This quote struck me in many ways- as he was leaving to pursue his life as a free man, he thought back on the life he's grown up in as a slave. He also, at least in my opinion, seems lost and out of touch with the real world. He is alone and lost and scared and free, and I can only imagine how that must've felt. As a reader I wanted to appreciate and love the fact that he was now free, but I couldn't bring myself to it because of the way he felt- alone.
Question- what opinions does his slave master have on his fate and how would that affect his punishment on other slaves?
Quote: "He swore that he would either conquer or kill me"
Comment: Solomon mentioned that a human with the smallest amount of humanity wouldn't beat a dog as cruelly as he did me. I thought that this was really important and shows the fact that the way they treated slaves back then was inhumane. I honestly see it disgusting the way lot's of the overseers treated the slaves. They took these slaves from their homes, away from their loved ones, took away their culture, but still treated them with less of respect as any equal.
" I was now left to my fate. I was all alone, and within the walls of stone prison."
This quote stuck out to me because it is showing how he now actually had the choice to live his life and had a choice as to what to do with it. Finally he was free and in that moment he was alone to think about what he would do with his life from that point on. He finally broke free from the shackles of slavery and can finally become the man and the person he wants to be.
Question: What problems and struggles with he have to face now?
"I hope henceforward to lead an upright though lowly life, and rest at last in the church yard where my father sleeps"

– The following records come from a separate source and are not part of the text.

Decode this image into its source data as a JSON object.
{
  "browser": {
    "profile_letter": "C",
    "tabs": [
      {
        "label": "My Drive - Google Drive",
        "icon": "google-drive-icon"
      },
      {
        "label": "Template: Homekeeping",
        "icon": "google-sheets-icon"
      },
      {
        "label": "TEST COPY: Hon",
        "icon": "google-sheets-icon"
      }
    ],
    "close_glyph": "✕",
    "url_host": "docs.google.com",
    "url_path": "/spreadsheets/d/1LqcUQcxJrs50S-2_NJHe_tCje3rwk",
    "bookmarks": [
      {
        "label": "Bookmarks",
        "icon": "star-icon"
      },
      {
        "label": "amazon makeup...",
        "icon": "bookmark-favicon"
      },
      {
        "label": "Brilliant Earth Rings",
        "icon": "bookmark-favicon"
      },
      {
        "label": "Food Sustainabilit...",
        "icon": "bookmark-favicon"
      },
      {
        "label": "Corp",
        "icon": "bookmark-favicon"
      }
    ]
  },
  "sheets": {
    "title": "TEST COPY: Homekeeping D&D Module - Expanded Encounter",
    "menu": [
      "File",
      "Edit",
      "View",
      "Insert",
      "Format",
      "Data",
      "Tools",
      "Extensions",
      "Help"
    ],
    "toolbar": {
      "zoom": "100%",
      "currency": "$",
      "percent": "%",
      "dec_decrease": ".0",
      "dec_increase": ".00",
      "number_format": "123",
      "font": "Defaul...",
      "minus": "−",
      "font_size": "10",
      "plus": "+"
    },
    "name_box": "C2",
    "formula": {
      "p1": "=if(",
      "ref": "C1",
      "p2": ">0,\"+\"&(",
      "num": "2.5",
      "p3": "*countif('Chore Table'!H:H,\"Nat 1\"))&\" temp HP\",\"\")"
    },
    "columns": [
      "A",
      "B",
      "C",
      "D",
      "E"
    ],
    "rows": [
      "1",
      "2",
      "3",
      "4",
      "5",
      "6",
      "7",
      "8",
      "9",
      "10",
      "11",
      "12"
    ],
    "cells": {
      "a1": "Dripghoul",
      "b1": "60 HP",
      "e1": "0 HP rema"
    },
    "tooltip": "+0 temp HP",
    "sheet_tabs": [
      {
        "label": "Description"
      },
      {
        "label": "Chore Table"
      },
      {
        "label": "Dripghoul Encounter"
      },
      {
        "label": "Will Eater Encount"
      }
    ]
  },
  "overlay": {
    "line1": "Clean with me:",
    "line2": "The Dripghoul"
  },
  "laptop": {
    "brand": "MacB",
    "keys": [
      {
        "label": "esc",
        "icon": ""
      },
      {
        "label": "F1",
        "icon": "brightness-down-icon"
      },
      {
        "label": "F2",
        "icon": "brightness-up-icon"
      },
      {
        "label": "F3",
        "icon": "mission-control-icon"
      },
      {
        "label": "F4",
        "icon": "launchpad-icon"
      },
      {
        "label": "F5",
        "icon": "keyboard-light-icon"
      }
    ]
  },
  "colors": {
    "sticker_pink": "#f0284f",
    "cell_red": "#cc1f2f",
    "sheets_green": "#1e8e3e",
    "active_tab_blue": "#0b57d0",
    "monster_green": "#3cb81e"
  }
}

I found this to be a powerful quote. It was showing how string a family bond was and what he was willing to do just from love. This was a turning point in the book that I noticed and it stood out as a meaningful point in the story.
I wonder what life would have been like if we hadnt experienced a slavery era.
“I have said that this mode of treatment is a part of the whole system of fraud and inhumanity of slavery.”
This shows that frederick douglas had been thinking a head of his time. This made him realize that he was stuck in the chains of slavery. After he discovered that, he knew he must break them. He did this by trying to escape then eventually escaping at the end. This was his way of beating the fraud and suffering he faced through his life. I really think that this was exception in slavery and that it took leaders like this to bring it to an end.
What would life be without leaders?
"If I had been killed in the presence of a thousand colored people, their testimony combined would have been insufficient to have arrest one of the murderers."
What value is their in an animals testimony in court of law say the white slave holder. They who control their fellow man by stripping their status as a man, degrading them to a mere animal. No matter that it is wrong, no matter that it is unholy, not matter that the very act of degrading other, degrades you in the eyes of the holy father. The fact is that he who is blind to his wrong doings, yet in such a position of power as to be unquestionable to all those that they degrade.
To paraphrase as it is said in the book, the wise slaveholder knows that a black man may not submit, that he must be broken into slavery. And in a sepeate part of the book: A slave work best when he hath lost all hope. When he sees no escape in an forest, sees not gain in his masters house, and sees no desire in his master's wife. When he hath no desire, then he be truly a slave.
Where methods of indoctrination of slaves, used later in history by other parties?
Write something about yourself. No need to be fancy, just an overview.